Segment Start: DATA FOR REVIEW

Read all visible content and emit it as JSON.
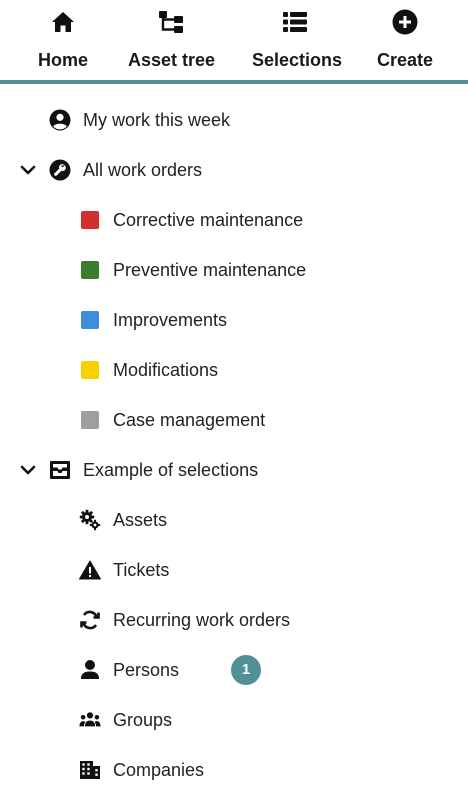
{
  "nav": {
    "items": [
      {
        "label": "Home",
        "icon": "home-icon"
      },
      {
        "label": "Asset tree",
        "icon": "asset-tree-icon"
      },
      {
        "label": "Selections",
        "icon": "list-icon"
      },
      {
        "label": "Create",
        "icon": "plus-circle-icon"
      }
    ],
    "accent": "#4f9194"
  },
  "menu": {
    "my_work": {
      "label": "My work this week",
      "icon": "user-circle-icon"
    },
    "all_work_orders": {
      "label": "All work orders",
      "icon": "wrench-icon",
      "expanded": true,
      "items": [
        {
          "label": "Corrective maintenance",
          "color": "#d32f2f"
        },
        {
          "label": "Preventive maintenance",
          "color": "#3a7d2c"
        },
        {
          "label": "Improvements",
          "color": "#3d8fd9"
        },
        {
          "label": "Modifications",
          "color": "#f7d000"
        },
        {
          "label": "Case management",
          "color": "#9e9e9e"
        }
      ]
    },
    "selections": {
      "label": "Example of selections",
      "icon": "inbox-icon",
      "expanded": true,
      "items": [
        {
          "label": "Assets",
          "icon": "gears-icon"
        },
        {
          "label": "Tickets",
          "icon": "warning-icon"
        },
        {
          "label": "Recurring work orders",
          "icon": "sync-icon"
        },
        {
          "label": "Persons",
          "icon": "person-icon",
          "badge": "1"
        },
        {
          "label": "Groups",
          "icon": "group-icon"
        },
        {
          "label": "Companies",
          "icon": "building-icon"
        }
      ]
    }
  }
}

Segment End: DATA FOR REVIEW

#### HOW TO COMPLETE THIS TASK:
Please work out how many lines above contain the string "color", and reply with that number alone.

#### EXPECTED ANSWER:
5